With the benefit of hindsight, splitting design from engineering proved to be very beneficial. Lefty could see transition issues in a rod by analyzing loop and shock wave issues in the fly line.  He could quite accurately predict where within the blank such issues exist – and how much line weight or fly resistance caused them to appear. To this day, I’ve never seen another with such an intuitive understanding of rod dynamics.

His first trip to Dallas was in March of 2003 and involved three days of evaluating every rod we had while we took detailed notes on action, performance, power and finish out. Changes and modifications were made while he took over the design of our prototype TICR series that, after six different 8-weight prototypes, we were able to introduce the family at IFTD in September.

Lefty proved to be more than the “pied piper” with consumers following him as he would call and ask, “Do you know Ed Jaworowski … then Nick Curcione, then Bob Clouser, Jake Jordan and Flip Pallot? They might be interested in working with us and each has excellent insight into rod design.” Through the 15 years and one month Lefty worked with us, we prototyped over 2,000 rods and he gladly accepted final responsibility for every one we’ve introduced. We became a true family, with epic sales meetings, dinners, stories and jokes – all because of Lefty.

Our incredible family of Advisory Staff members – four of whom are inductees into the IGFA Hall of Fame – have ideas and solutions to enhance rod performance and fishing enjoyment. Lefty always enjoyed the group discussions whether small or all inclusive. From talking knots with Cliff Pace and Larry Dahlberg to rod design with Flip Pallot and Gary Loomis to casting with Ed Jaworowski, he learned, taught and made us all better people. Ed, as one of his closest friends, convinced him to join us on an epic three-year production of The Complete Cast DVD set and watching its evolution remains as one of my life’s highlights.

He loved women and always seemed to pick one out of the crowd when on stage while claiming he could “teach any woman he wasn’t going with or married to” how to fly cast unlike “hardheaded guys who don’t listen well.” Lefty even coached a Catholic girls’ basketball team for a while after his return from WWII.  He always claimed, however, that his greatest catch was Evelyn – his wife and best friend for 65 years. Ev Kreh passed away November 25, 2011 after several years of declining health that caused Lefty to limit the length of his travels as he didn’t want to be away from her for more than two nights. With her passing, he came to Dallas the following weekend for an event with our major dealer, and we met a couple with a lodge on Ascension Bay that offered great permit fishing. We booked for the spring of 2012 and I caught my first (and only) two permit the same day with Lefty as my boat partner. After that, we always kept a couple of trips planned and enjoyed many until his health and lack of stamina began to slow him down.

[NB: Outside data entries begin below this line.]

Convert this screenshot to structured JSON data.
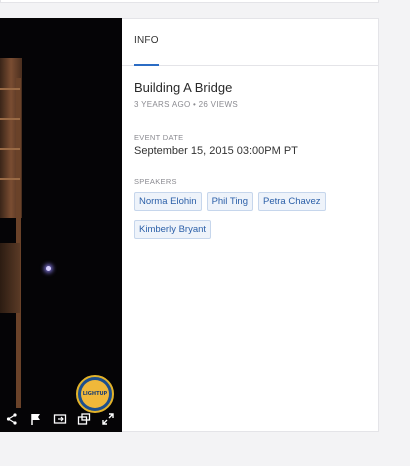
{
  "tabs": [
    {
      "label": "INFO"
    }
  ],
  "video": {
    "title": "Building A Bridge",
    "meta": "3 YEARS AGO • 26 VIEWS",
    "badge_text": "LIGHTUP"
  },
  "event": {
    "date_label": "EVENT DATE",
    "date_value": "September 15, 2015 03:00PM PT"
  },
  "speakers": {
    "label": "SPEAKERS",
    "items": [
      "Norma Elohin",
      "Phil Ting",
      "Petra Chavez",
      "Kimberly Bryant"
    ]
  },
  "colors": {
    "accent": "#2b6cc4",
    "chip_bg": "#eef3fa",
    "chip_text": "#2b5fa8",
    "video_bg": "#050406"
  },
  "icons": [
    "share-icon",
    "flag-icon",
    "embed-icon",
    "popout-icon",
    "fullscreen-icon"
  ]
}
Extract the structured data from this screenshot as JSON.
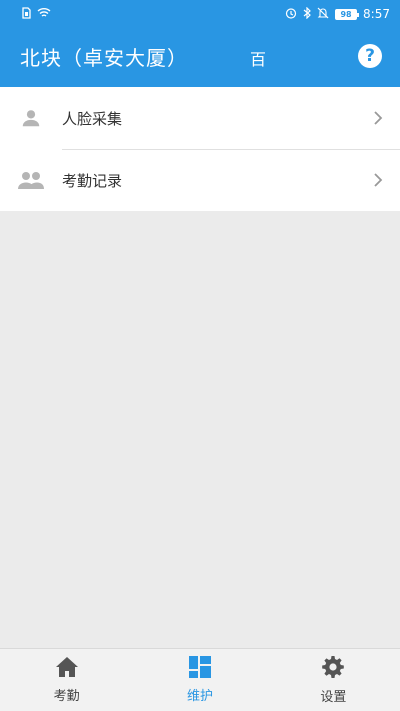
{
  "status_bar": {
    "battery": "98",
    "time": "8:57",
    "left_icons": [
      "sim-icon",
      "wifi-icon"
    ],
    "right_icons": [
      "alarm-icon",
      "bluetooth-icon",
      "mute-bell-icon"
    ]
  },
  "header": {
    "title": "北块（卓安大厦）",
    "title_fragment": "百",
    "help_label": "?"
  },
  "menu": {
    "items": [
      {
        "label": "人脸采集",
        "icon": "person-icon"
      },
      {
        "label": "考勤记录",
        "icon": "people-icon"
      }
    ]
  },
  "tabs": [
    {
      "label": "考勤",
      "icon": "home-icon",
      "active": false
    },
    {
      "label": "维护",
      "icon": "dashboard-icon",
      "active": true
    },
    {
      "label": "设置",
      "icon": "gear-icon",
      "active": false
    }
  ],
  "colors": {
    "primary": "#2996e3",
    "background": "#ebebeb",
    "tabbar": "#f2f2f2"
  }
}
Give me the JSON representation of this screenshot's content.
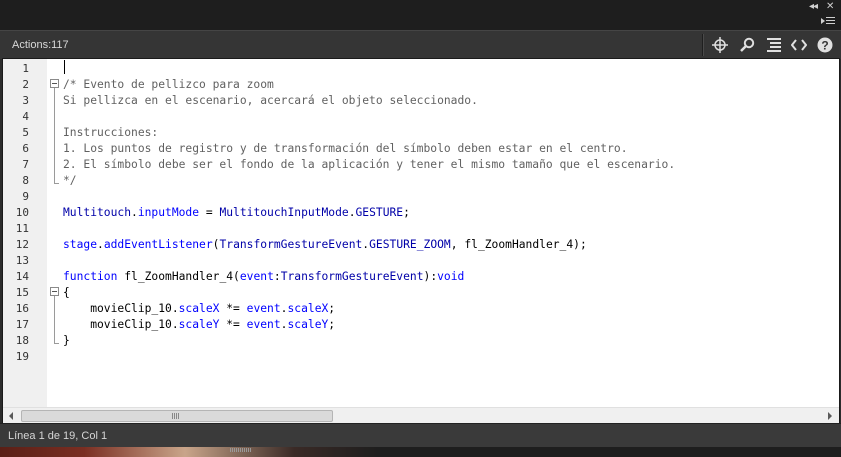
{
  "panel": {
    "title": "Actions:117"
  },
  "toolbar": {
    "icons": [
      "target-icon",
      "search-icon",
      "format-code-icon",
      "code-snippet-icon",
      "help-icon"
    ]
  },
  "editor": {
    "line_numbers": [
      "1",
      "2",
      "3",
      "4",
      "5",
      "6",
      "7",
      "8",
      "9",
      "10",
      "11",
      "12",
      "13",
      "14",
      "15",
      "16",
      "17",
      "18",
      "19"
    ],
    "lines": [
      [],
      [
        {
          "t": "/* Evento de pellizco para zoom",
          "c": "comment"
        }
      ],
      [
        {
          "t": "Si pellizca en el escenario, acercará el objeto seleccionado.",
          "c": "comment"
        }
      ],
      [],
      [
        {
          "t": "Instrucciones:",
          "c": "comment"
        }
      ],
      [
        {
          "t": "1. Los puntos de registro y de transformación del símbolo deben estar en el centro.",
          "c": "comment"
        }
      ],
      [
        {
          "t": "2. El símbolo debe ser el fondo de la aplicación y tener el mismo tamaño que el escenario.",
          "c": "comment"
        }
      ],
      [
        {
          "t": "*/",
          "c": "comment"
        }
      ],
      [],
      [
        {
          "t": "Multitouch",
          "c": "class"
        },
        {
          "t": ".",
          "c": "plain"
        },
        {
          "t": "inputMode",
          "c": "prop"
        },
        {
          "t": " = ",
          "c": "plain"
        },
        {
          "t": "MultitouchInputMode",
          "c": "class"
        },
        {
          "t": ".",
          "c": "plain"
        },
        {
          "t": "GESTURE",
          "c": "const"
        },
        {
          "t": ";",
          "c": "plain"
        }
      ],
      [],
      [
        {
          "t": "stage",
          "c": "prop"
        },
        {
          "t": ".",
          "c": "plain"
        },
        {
          "t": "addEventListener",
          "c": "prop"
        },
        {
          "t": "(",
          "c": "plain"
        },
        {
          "t": "TransformGestureEvent",
          "c": "class"
        },
        {
          "t": ".",
          "c": "plain"
        },
        {
          "t": "GESTURE_ZOOM",
          "c": "const"
        },
        {
          "t": ", fl_ZoomHandler_4);",
          "c": "plain"
        }
      ],
      [],
      [
        {
          "t": "function",
          "c": "kw"
        },
        {
          "t": " fl_ZoomHandler_4(",
          "c": "plain"
        },
        {
          "t": "event",
          "c": "prop"
        },
        {
          "t": ":",
          "c": "plain"
        },
        {
          "t": "TransformGestureEvent",
          "c": "type"
        },
        {
          "t": "):",
          "c": "plain"
        },
        {
          "t": "void",
          "c": "kw"
        }
      ],
      [
        {
          "t": "{",
          "c": "plain"
        }
      ],
      [
        {
          "t": "    movieClip_10.",
          "c": "plain"
        },
        {
          "t": "scaleX",
          "c": "prop"
        },
        {
          "t": " *= ",
          "c": "plain"
        },
        {
          "t": "event",
          "c": "prop"
        },
        {
          "t": ".",
          "c": "plain"
        },
        {
          "t": "scaleX",
          "c": "prop"
        },
        {
          "t": ";",
          "c": "plain"
        }
      ],
      [
        {
          "t": "    movieClip_10.",
          "c": "plain"
        },
        {
          "t": "scaleY",
          "c": "prop"
        },
        {
          "t": " *= ",
          "c": "plain"
        },
        {
          "t": "event",
          "c": "prop"
        },
        {
          "t": ".",
          "c": "plain"
        },
        {
          "t": "scaleY",
          "c": "prop"
        },
        {
          "t": ";",
          "c": "plain"
        }
      ],
      [
        {
          "t": "}",
          "c": "plain"
        }
      ],
      []
    ]
  },
  "status": {
    "text": "Línea 1 de 19, Col 1"
  },
  "colors": {
    "comment": "#616161",
    "class": "#0000a8",
    "keyword": "#0000ff",
    "property": "#0000ff",
    "panel_bg": "#353535",
    "editor_bg": "#ffffff"
  }
}
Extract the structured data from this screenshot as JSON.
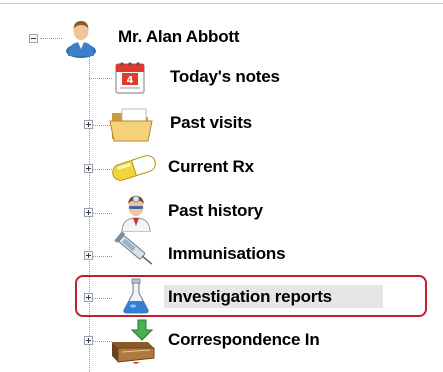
{
  "root": {
    "label": "Mr. Alan Abbott",
    "expander_state": "-",
    "icon": "patient-icon"
  },
  "items": [
    {
      "label": "Today's notes",
      "icon": "calendar-icon",
      "expandable": false
    },
    {
      "label": "Past visits",
      "icon": "folder-icon",
      "expandable": true
    },
    {
      "label": "Current Rx",
      "icon": "pill-icon",
      "expandable": true
    },
    {
      "label": "Past history",
      "icon": "doctor-icon",
      "expandable": true
    },
    {
      "label": "Immunisations",
      "icon": "syringe-icon",
      "expandable": true
    },
    {
      "label": "Investigation reports",
      "icon": "flask-icon",
      "expandable": true,
      "highlighted": true
    },
    {
      "label": "Correspondence In",
      "icon": "inbox-icon",
      "expandable": true
    }
  ],
  "colors": {
    "highlight_border": "#c0202a",
    "selection_bg": "#e6e6e6",
    "connector": "#9a9a9a"
  }
}
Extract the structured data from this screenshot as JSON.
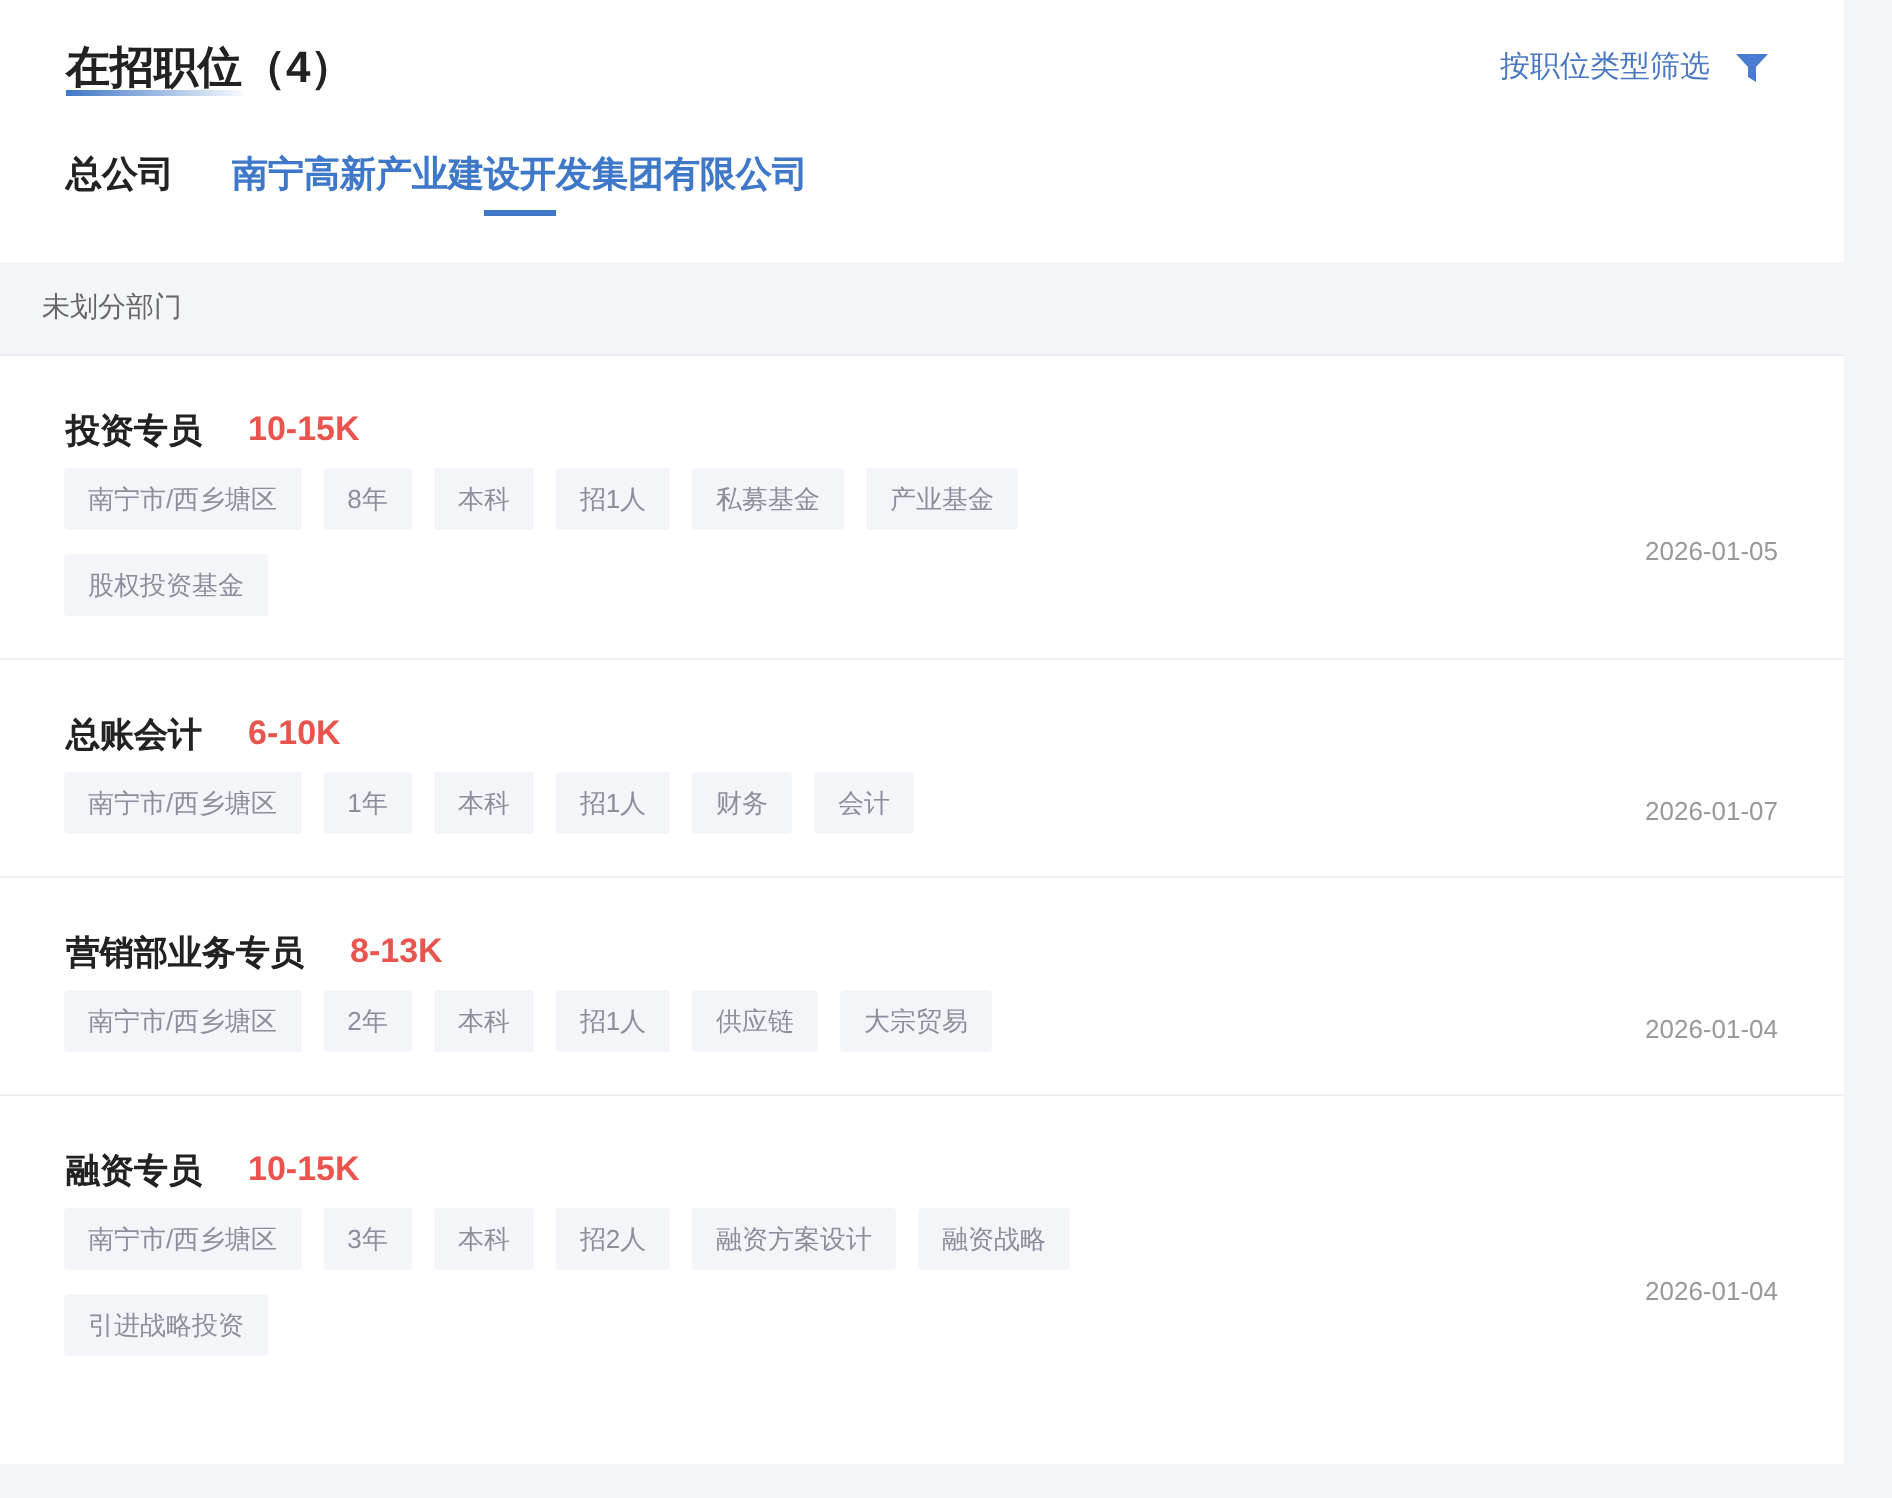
{
  "header": {
    "title": "在招职位（4）",
    "filter": {
      "label": "按职位类型筛选"
    }
  },
  "tabs": [
    {
      "label": "总公司",
      "selected": false
    },
    {
      "label": "南宁高新产业建设开发集团有限公司",
      "selected": true
    }
  ],
  "department": {
    "label": "未划分部门"
  },
  "jobs": [
    {
      "title": "投资专员",
      "salary": "10-15K",
      "tags": [
        "南宁市/西乡塘区",
        "8年",
        "本科",
        "招1人",
        "私募基金",
        "产业基金",
        "股权投资基金"
      ],
      "date": "2026-01-05"
    },
    {
      "title": "总账会计",
      "salary": "6-10K",
      "tags": [
        "南宁市/西乡塘区",
        "1年",
        "本科",
        "招1人",
        "财务",
        "会计"
      ],
      "date": "2026-01-07"
    },
    {
      "title": "营销部业务专员",
      "salary": "8-13K",
      "tags": [
        "南宁市/西乡塘区",
        "2年",
        "本科",
        "招1人",
        "供应链",
        "大宗贸易"
      ],
      "date": "2026-01-04"
    },
    {
      "title": "融资专员",
      "salary": "10-15K",
      "tags": [
        "南宁市/西乡塘区",
        "3年",
        "本科",
        "招2人",
        "融资方案设计",
        "融资战略",
        "引进战略投资"
      ],
      "date": "2026-01-04"
    }
  ]
}
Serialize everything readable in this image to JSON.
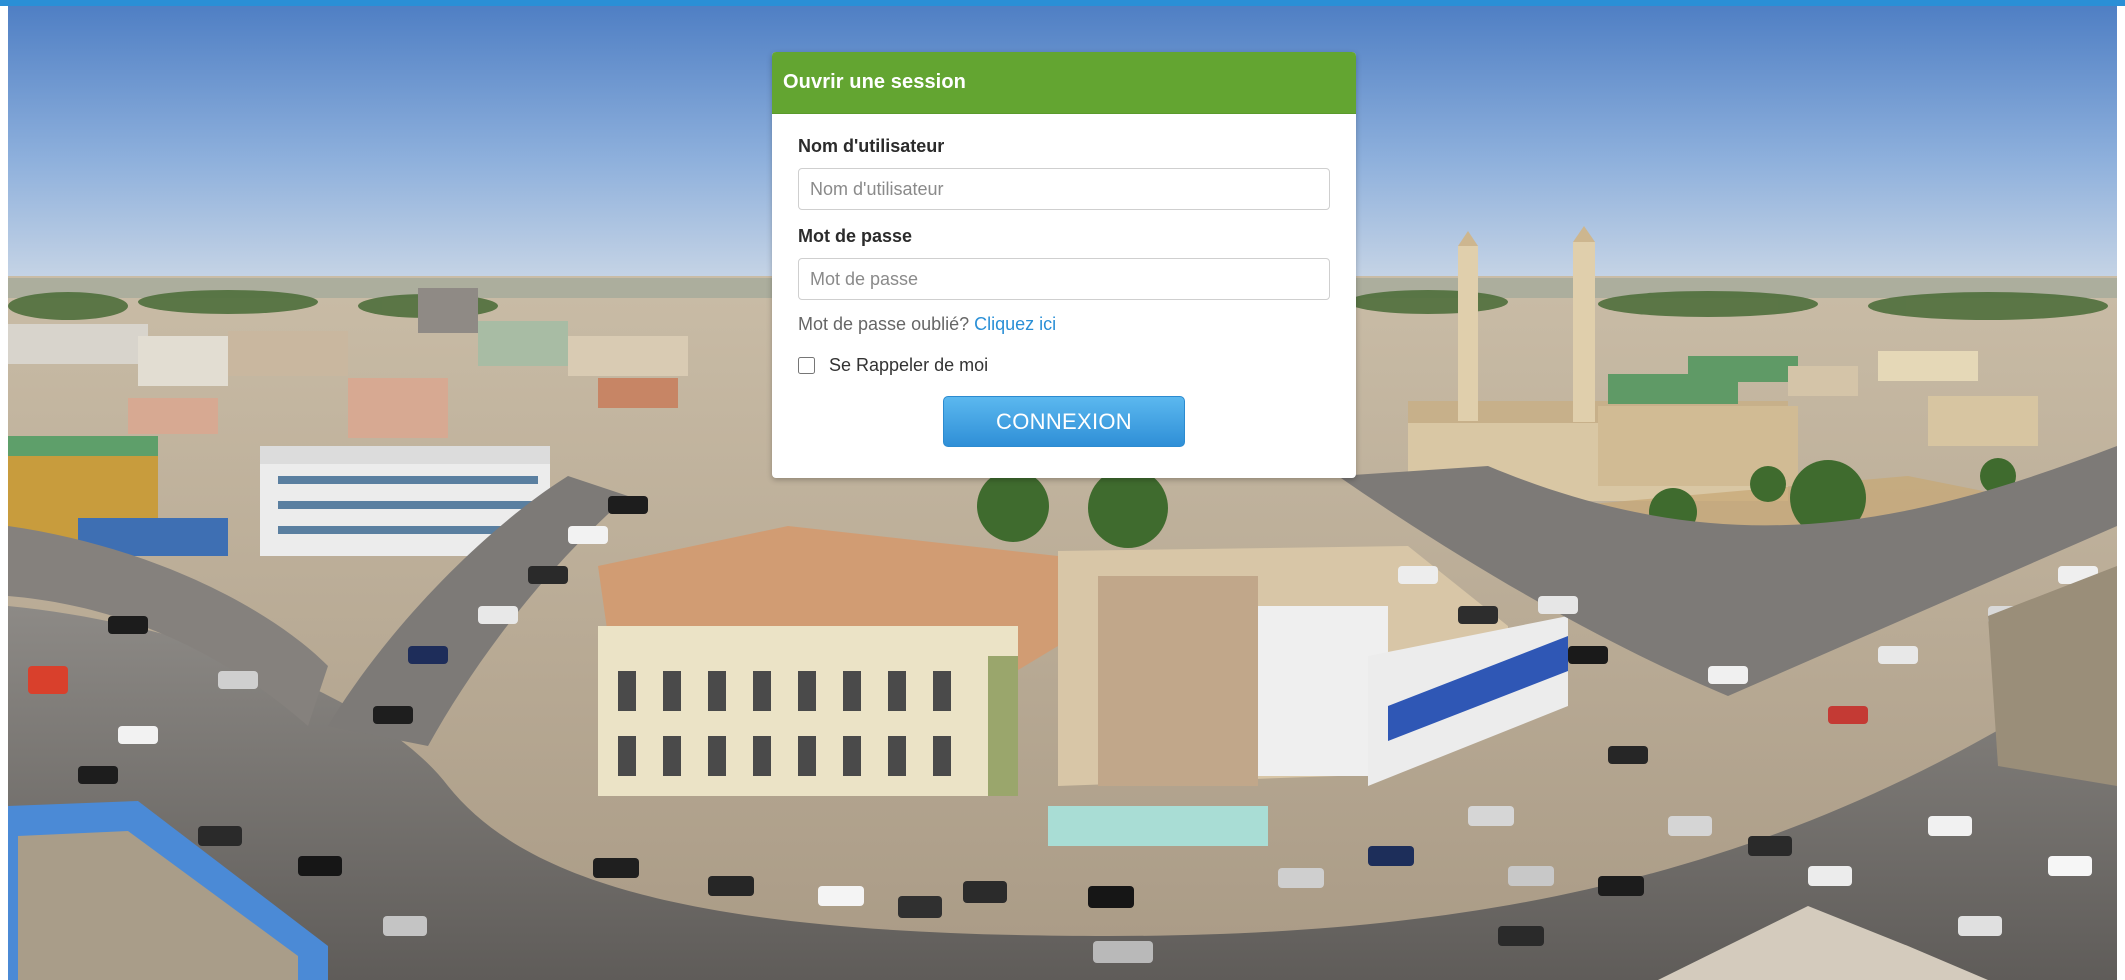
{
  "login": {
    "title": "Ouvrir une session",
    "username_label": "Nom d'utilisateur",
    "username_placeholder": "Nom d'utilisateur",
    "username_value": "",
    "password_label": "Mot de passe",
    "password_placeholder": "Mot de passe",
    "password_value": "",
    "forgot_text": "Mot de passe oublié?",
    "forgot_link": "Cliquez ici",
    "remember_label": "Se Rappeler de moi",
    "remember_checked": false,
    "submit_label": "CONNEXION"
  },
  "colors": {
    "header_green": "#63a531",
    "button_blue": "#2f8fd7",
    "link_blue": "#2a8fd6",
    "top_strip": "#2a8fd6"
  },
  "background": {
    "description_icon": "city-panorama-image"
  }
}
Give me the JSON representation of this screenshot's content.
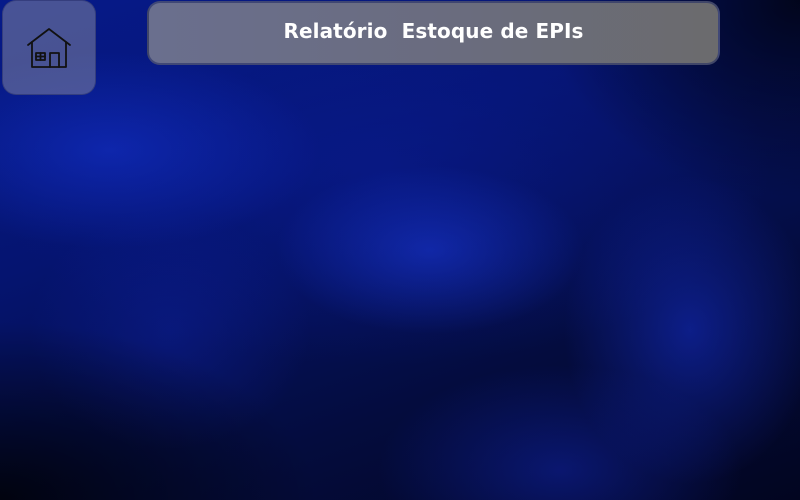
{
  "header": {
    "title": "Relatório  Estoque de EPIs"
  },
  "home_button": {
    "icon": "home-icon"
  },
  "colors": {
    "background": "#04105a",
    "title_bar": "#6a6c7e",
    "title_text": "#ffffff",
    "home_button": "#7d8098"
  }
}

Over the past few years, I came to realize that Lefty was much more than one of the best fly casters, teachers and rod designers in the world. His humility, people skills, passion and insights proved to be incredibly valuable to me as well as all who were fortunate enough to know him well. I regret that I never begged him to write the Lessons on Life book. I was blessed to work with him for the past 15 years and I pledge that his teachings on life will eternally remain part of our corporate ethic as his rod design influence will continue to exist in every TFO rod we make. May he rest in peace.